The whole point of negotiating is being flexible and having some wiggle room when it comes to closing a deal. You can’t go into a sale thinking that you will get exactly what you want and won’t accept anything else. In order to be a great sales negotiator, you need to think about alternative options that you are willing to give or accept if things don’t go as planned. Decide ahead of time if you can give a discount, reduce a rate, or provide another alternative. When you have other options available, you won’t be caught off guard if your Plan A doesn’t work out-you’ll be prepared once the client wants to start playing hard ball. After all, everything is negotiable.
A great sales negotiator isn’t going to back down when a sale starts to go downhill-he’ll be assertive. This is an issue for many sales people-they want to please the customer and close the sale no matter what, so they end up forgetting about their own needs and settle for a subpar deal. If a sales negotiator isn’t assertive, he will lose.
A good sales negotiator isn’t afraid to ask for what he wants and take care of his company’s needs first. A sales negotiator who ultimately negotiates a deal down to nothing isn’t helpful to a company’s profits, so sometimes, you just have to be tough.
However, assertive is different from aggressive-an assertive sales negotiator will still respect the client’s wishes while trying to get the best deal for his own needs. Aggressiveness will easily sour a sale and won’t benefit the people on either side of the negotiation.
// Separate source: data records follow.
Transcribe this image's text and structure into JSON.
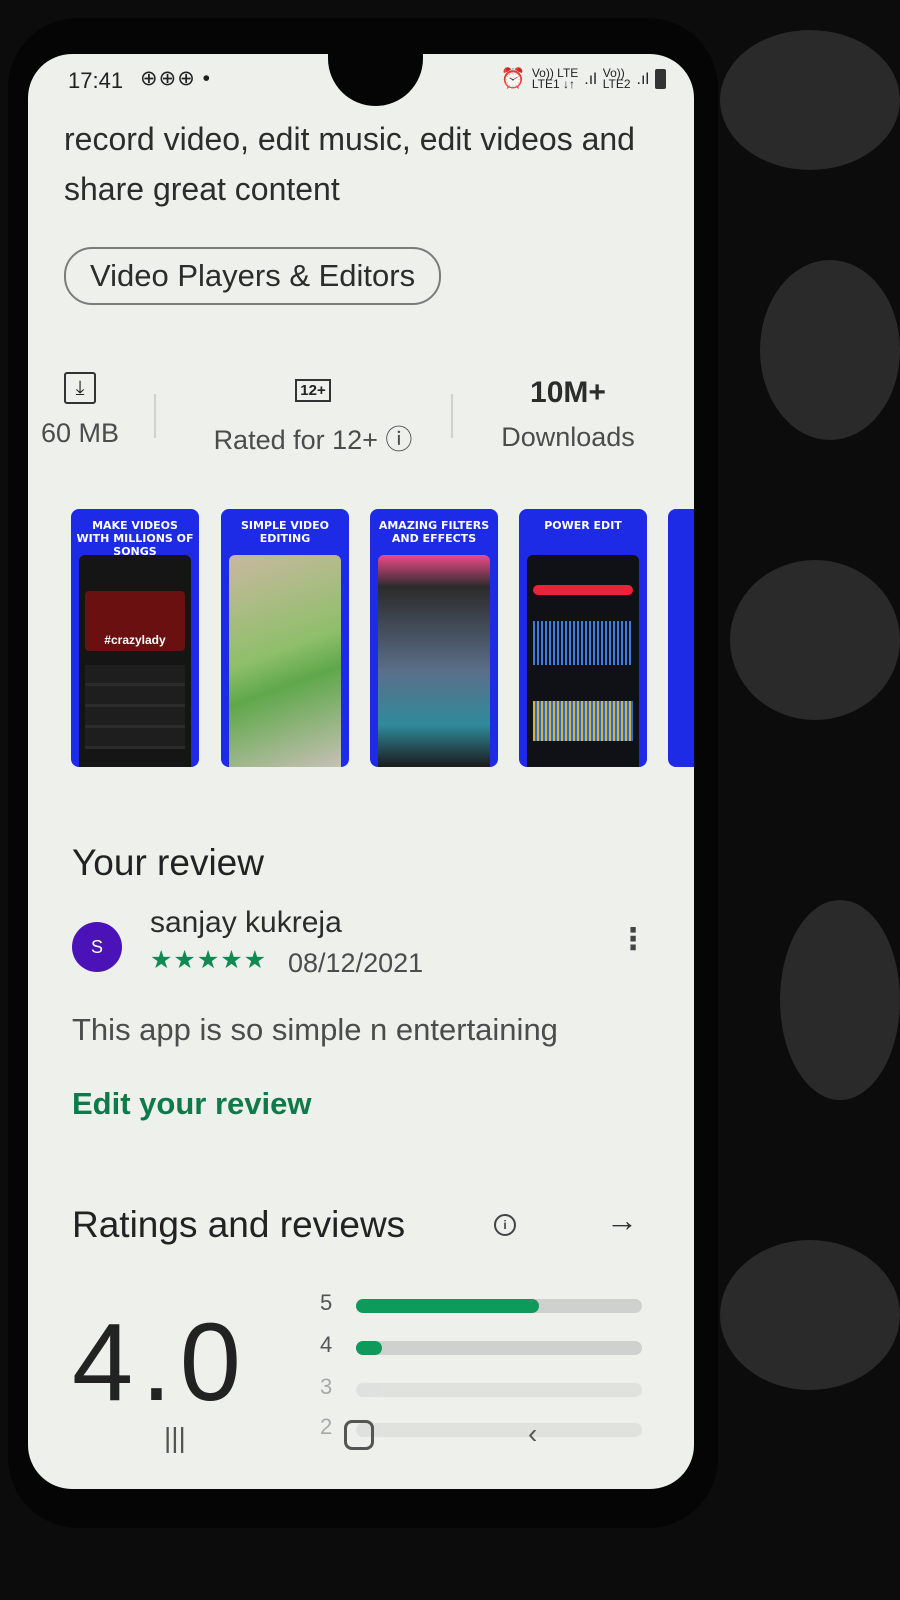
{
  "status_bar": {
    "time": "17:41",
    "notification_icons": "⊕⊕⊕ •",
    "sim1_top": "Vo)) LTE",
    "sim1_bottom": "LTE1 ↓↑",
    "sim2_top": "Vo))",
    "sim2_bottom": "LTE2"
  },
  "app_info": {
    "description": "record video, edit music, edit videos and share great content",
    "category_chip": "Video Players & Editors",
    "size_label": "60 MB",
    "rating_badge": "12+",
    "rated_label": "Rated for 12+ ⓘ",
    "downloads_value": "10M+",
    "downloads_label": "Downloads"
  },
  "screenshots": [
    {
      "title": "MAKE VIDEOS WITH MILLIONS OF SONGS",
      "tag": "#crazylady"
    },
    {
      "title": "SIMPLE VIDEO EDITING"
    },
    {
      "title": "AMAZING FILTERS AND EFFECTS"
    },
    {
      "title": "POWER EDIT"
    }
  ],
  "your_review": {
    "heading": "Your review",
    "avatar_letter": "S",
    "reviewer_name": "sanjay kukreja",
    "stars": "★★★★★",
    "date": "08/12/2021",
    "text": "This app is so simple n entertaining",
    "edit_link": "Edit your review"
  },
  "ratings": {
    "heading": "Ratings and reviews",
    "average": "4.0",
    "bars": [
      {
        "label": "5",
        "fraction": 0.64
      },
      {
        "label": "4",
        "fraction": 0.09
      },
      {
        "label": "3",
        "fraction": 0.0
      },
      {
        "label": "2",
        "fraction": 0.0
      }
    ]
  },
  "colors": {
    "accent_green": "#0e8a53",
    "avatar_purple": "#4b12b8",
    "screenshot_blue": "#1d2be6"
  },
  "nav_bar": {
    "recents_icon": "recents-icon",
    "home_icon": "home-icon",
    "back_icon": "back-icon"
  }
}
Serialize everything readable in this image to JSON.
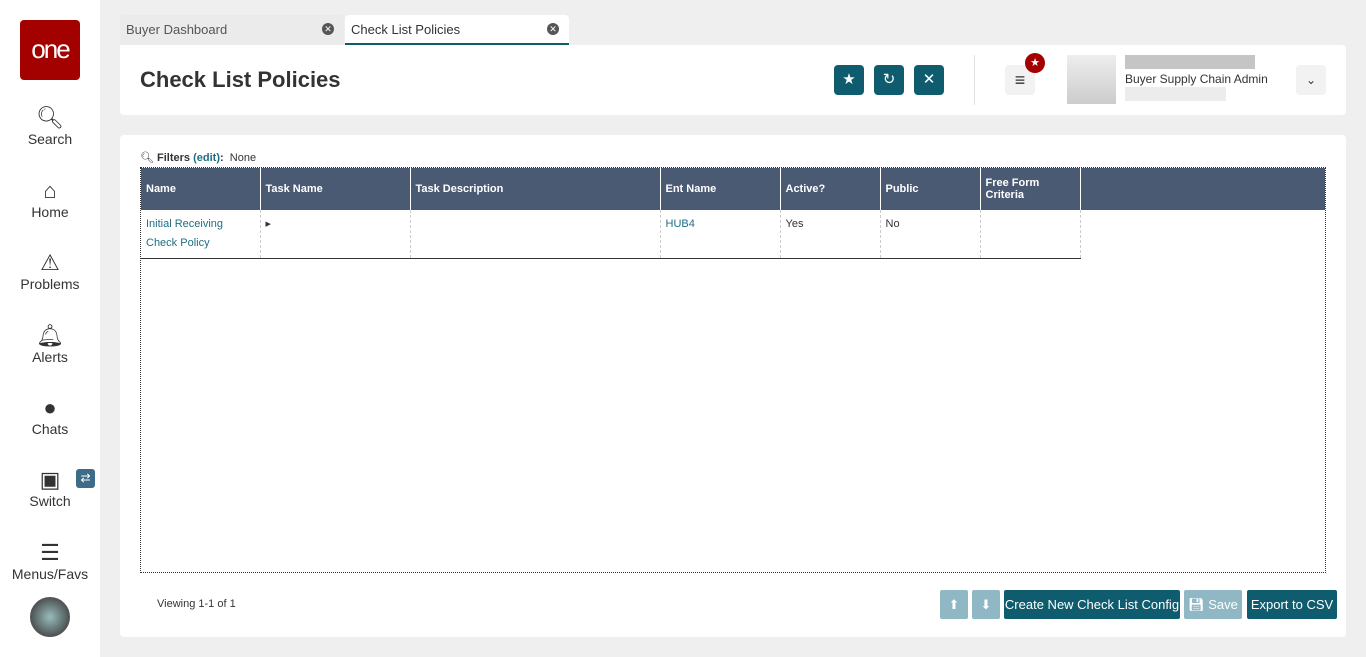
{
  "sidebar": {
    "logo": "one",
    "items": [
      {
        "label": "Search",
        "icon": "search-icon"
      },
      {
        "label": "Home",
        "icon": "home-icon"
      },
      {
        "label": "Problems",
        "icon": "warning-icon"
      },
      {
        "label": "Alerts",
        "icon": "bell-icon"
      },
      {
        "label": "Chats",
        "icon": "chat-icon"
      },
      {
        "label": "Switch",
        "icon": "switch-icon"
      },
      {
        "label": "Menus/Favs",
        "icon": "menu-icon"
      }
    ]
  },
  "tabs": [
    {
      "label": "Buyer Dashboard"
    },
    {
      "label": "Check List Policies"
    }
  ],
  "header": {
    "title": "Check List Policies",
    "user_role": "Buyer Supply Chain Admin"
  },
  "filters": {
    "label": "Filters",
    "edit": "(edit)",
    "colon": ":",
    "value": "None"
  },
  "table": {
    "columns": [
      "Name",
      "Task Name",
      "Task Description",
      "Ent Name",
      "Active?",
      "Public",
      "Free Form Criteria"
    ],
    "rows": [
      [
        "Initial Receiving Check Policy",
        "",
        "",
        "HUB4",
        "Yes",
        "No",
        ""
      ]
    ]
  },
  "footer": {
    "viewing": "Viewing 1-1 of 1",
    "create": "Create New Check List Config",
    "save": "Save",
    "export": "Export to CSV"
  },
  "colors": {
    "accent": "#0f5c6e",
    "header": "#4a5a73",
    "brand": "#a30000"
  }
}
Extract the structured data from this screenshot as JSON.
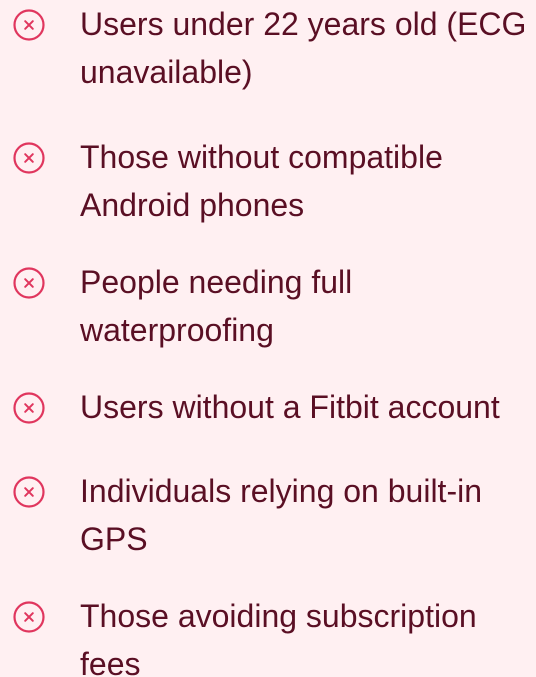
{
  "colors": {
    "background": "#fff0f2",
    "text": "#5a0f24",
    "icon": "#e0365e"
  },
  "icon": "circle-x-icon",
  "items": [
    {
      "label": "Users under 22 years old (ECG unavailable)"
    },
    {
      "label": "Those without compatible Android phones"
    },
    {
      "label": "People needing full waterproofing"
    },
    {
      "label": "Users without a Fitbit account"
    },
    {
      "label": "Individuals relying on built-in GPS"
    },
    {
      "label": "Those avoiding subscription fees"
    }
  ]
}
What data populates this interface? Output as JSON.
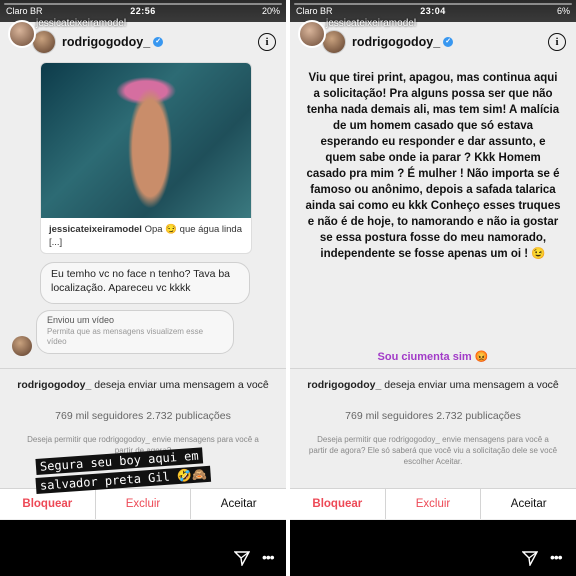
{
  "left": {
    "status": {
      "carrier": "Claro BR",
      "time": "22:56",
      "battery": "20%"
    },
    "story_user": "jessicateixeiramodel",
    "header": {
      "username": "rodrigogodoy_"
    },
    "post": {
      "caption_user": "jessicateixeiramodel",
      "caption_text": "Opa 😏 que água linda [...]"
    },
    "message_1": "Eu temho vc no face n tenho? Tava ba localização. Apareceu vc kkkk",
    "video_message": {
      "title": "Enviou um vídeo",
      "subtitle": "Permita que as mensagens visualizem esse vídeo"
    },
    "request": {
      "username": "rodrigogodoy_",
      "text": "deseja enviar uma mensagem a você"
    },
    "stats": "769 mil seguidores 2.732 publicações",
    "permit": "Deseja permitir que rodrigogodoy_ envie mensagens para você a partir de agora?",
    "overlay_lines": [
      "Segura seu boy  aqui em",
      "salvador preta Gil 🤣🙈"
    ],
    "actions": {
      "block": "Bloquear",
      "delete": "Excluir",
      "accept": "Aceitar"
    }
  },
  "right": {
    "status": {
      "carrier": "Claro BR",
      "time": "23:04",
      "battery": "6%"
    },
    "story_user": "jessicateixeiramodel",
    "header": {
      "username": "rodrigogodoy_"
    },
    "story_text": "Viu que tirei print, apagou, mas continua aqui a solicitação! Pra alguns possa ser que não tenha nada demais ali, mas tem sim! A malícia de um homem casado que só estava esperando eu responder e dar assunto, e quem sabe onde ia parar ? Kkk Homem casado pra mim ? É mulher ! Não importa se é famoso ou anônimo, depois a safada talarica ainda sai como eu kkk Conheço esses truques e não é de hoje, to namorando e não ia gostar se essa postura fosse do meu namorado, independente se fosse apenas um oi ! 😉",
    "jealous": "Sou ciumenta sim 😡",
    "request": {
      "username": "rodrigogodoy_",
      "text": "deseja enviar uma mensagem a você"
    },
    "stats": "769 mil seguidores 2.732 publicações",
    "permit": "Deseja permitir que rodrigogodoy_ envie mensagens para você a partir de agora? Ele só saberá que você viu a solicitação dele se você escolher Aceitar.",
    "actions": {
      "block": "Bloquear",
      "delete": "Excluir",
      "accept": "Aceitar"
    }
  }
}
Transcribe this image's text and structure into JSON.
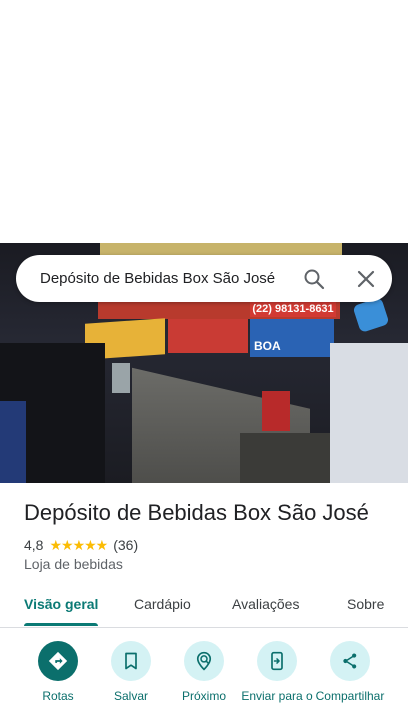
{
  "search": {
    "query": "Depósito de Bebidas Box São José"
  },
  "hero": {
    "phone_text": "(22) 98131-8631",
    "pack_text": "BOA"
  },
  "place": {
    "name": "Depósito de Bebidas Box São José",
    "rating": "4,8",
    "stars": "★★★★★",
    "review_count": "(36)",
    "category": "Loja de bebidas"
  },
  "tabs": [
    {
      "label": "Visão geral",
      "active": true
    },
    {
      "label": "Cardápio",
      "active": false
    },
    {
      "label": "Avaliações",
      "active": false
    },
    {
      "label": "Sobre",
      "active": false
    }
  ],
  "actions": [
    {
      "label": "Rotas",
      "icon": "directions-icon"
    },
    {
      "label": "Salvar",
      "icon": "bookmark-icon"
    },
    {
      "label": "Próximo",
      "icon": "nearby-icon"
    },
    {
      "label": "Enviar para o",
      "icon": "send-to-phone-icon"
    },
    {
      "label": "Compartilhar",
      "icon": "share-icon"
    }
  ],
  "colors": {
    "accent": "#0b7a75",
    "star": "#fbbc04",
    "action_bg": "#d4f2f4"
  }
}
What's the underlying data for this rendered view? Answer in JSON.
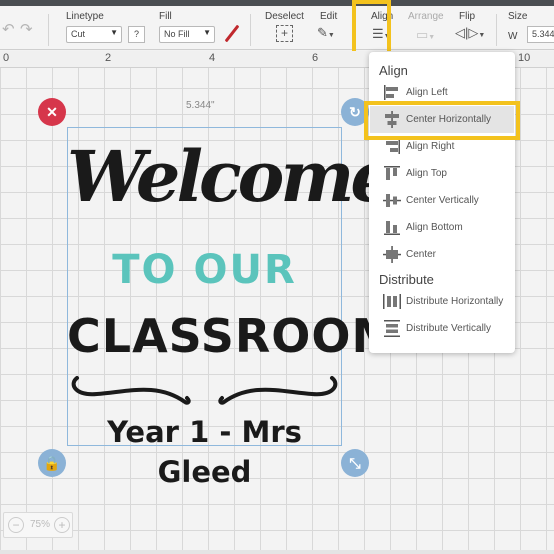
{
  "toolbar": {
    "linetype_label": "Linetype",
    "linetype_value": "Cut",
    "linetype_help": "?",
    "fill_label": "Fill",
    "fill_value": "No Fill",
    "deselect_label": "Deselect",
    "edit_label": "Edit",
    "align_label": "Align",
    "arrange_label": "Arrange",
    "flip_label": "Flip",
    "size_label": "Size",
    "size_w_label": "W",
    "size_w_value": "5.344"
  },
  "ruler": {
    "ticks": [
      "0",
      "2",
      "4",
      "6",
      "10"
    ]
  },
  "canvas": {
    "dimension_label": "5.344\"",
    "zoom_value": "75%",
    "zoom_out": "−",
    "zoom_in": "+"
  },
  "artwork": {
    "line1": "Welcome",
    "line2": "TO OUR",
    "line3": "CLASSROOM",
    "line4": "Year 1 - Mrs Gleed",
    "colors": {
      "main": "#1a1a1a",
      "accent": "#5bc4bc"
    }
  },
  "align_menu": {
    "align_heading": "Align",
    "align_items": [
      {
        "label": "Align Left",
        "icon": "align-left-icon"
      },
      {
        "label": "Center Horizontally",
        "icon": "center-horizontally-icon",
        "active": true
      },
      {
        "label": "Align Right",
        "icon": "align-right-icon"
      },
      {
        "label": "Align Top",
        "icon": "align-top-icon"
      },
      {
        "label": "Center Vertically",
        "icon": "center-vertically-icon"
      },
      {
        "label": "Align Bottom",
        "icon": "align-bottom-icon"
      },
      {
        "label": "Center",
        "icon": "center-icon"
      }
    ],
    "distribute_heading": "Distribute",
    "distribute_items": [
      {
        "label": "Distribute Horizontally",
        "icon": "distribute-horizontally-icon"
      },
      {
        "label": "Distribute Vertically",
        "icon": "distribute-vertically-icon"
      }
    ]
  },
  "colors": {
    "highlight": "#f3c21d",
    "close_handle": "#d6364b",
    "handle": "#8bb2d6",
    "selection_border": "#8fb8dc"
  }
}
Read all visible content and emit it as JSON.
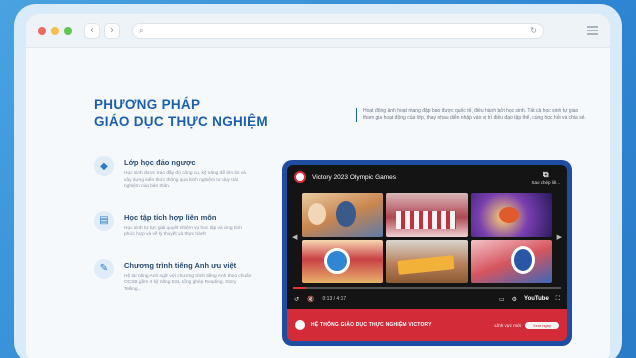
{
  "window": {
    "traffic_colors": [
      "#ec6a5e",
      "#f4bf4f",
      "#61c554"
    ]
  },
  "addressbar": {
    "text": "",
    "nav_back": "‹",
    "nav_forward": "›",
    "search_icon": "search-icon",
    "reload_icon": "reload-icon"
  },
  "heading": {
    "line1": "PHƯƠNG PHÁP",
    "line2": "GIÁO DỤC THỰC NGHIỆM"
  },
  "intro": "Hoạt động ảnh hoạt mang đặp bao được quốc tế, điều hành bởi học sinh. Tất cả học sinh tự giao tham gia hoạt động của lớp, thay nhau diễn nhập vào vị trí điều đạo tập thể, cùng học hỏi và chia sẻ.",
  "features": [
    {
      "icon": "flip-classroom-icon",
      "title": "Lớp học đảo ngược",
      "desc": "Học sinh được trao đầy đủ công cụ, kỹ năng để tìm tòi và xây dựng kiến thức thông qua kinh nghiệm tư duy trải nghiệm của bản thân."
    },
    {
      "icon": "integrated-learning-icon",
      "title": "Học tập tích hợp liên môn",
      "desc": "Học sinh tự lực giải quyết nhiệm vụ học tập và ứng tính phức hợp và về lý thuyết và thực hành"
    },
    {
      "icon": "english-program-icon",
      "title": "Chương trình tiếng Anh ưu việt",
      "desc": "Hệ tài năng Anh ngữ với chương trình tiếng Anh theo chuẩn OCSB gồm 4 kỹ năng ESL tổng ghép Reading, Story Telling..."
    }
  ],
  "player": {
    "title": "Victory 2023 Olympic Games",
    "share_label": "Sao chép liê...",
    "time": "0:13 / 4:17",
    "progress": 0.05,
    "youtube_label": "YouTube",
    "caption_title": "HỆ THỐNG GIÁO DỤC THỰC NGHIỆM VICTORY",
    "caption_right": "Lĩnh vực mới",
    "caption_pill": "Xem ngay"
  }
}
If possible, try to conduct your negotiation on your home turf. You’ll feel more comfortable and you’ll have easier access to information, colleagues, and managers if needed. You won’t have to answer, “I’ll have to get back to you on that” at any point, and you’ll be able to close the deal much quicker. When negotiating in a place where you don’t feel comfortable, you can lose the upper hand and ultimately lose the sale along with it.
It’s also important to negotiate a deal at the right time. It takes patience-just because you’re ready to sell doesn’t mean the buyer is ready to purchase just yet. What’s more, if you try to rush into a negotiation when it’s not the right time, you won’t be prepared. You might not have your alternative options ready, and you’ll be more likely to make mistakes that can be detrimental to the negotiation process.
Sales negotiation is a fine art, and it takes real skill to do it well. The sales negotiator wants the process to be a win-win for both sides, so everyone feels like he got a good deal and feels content with the sale. A good sales negotiator will always have secondary options available, will be assertive when he needs to be, and will know the best place and time to conduct the negotiation. There are no hard and fast rules when it comes to great negotiating, but having these three things in your arsenal can greatly help your chances of succeeding as a sales negotiator.
Claire is a Western University graduate with a background in recruiting, sales and customer service. As a Recruitment Consultant, her goals are to place the best people in the right roles resulting in satisfaction for both the candidate and client.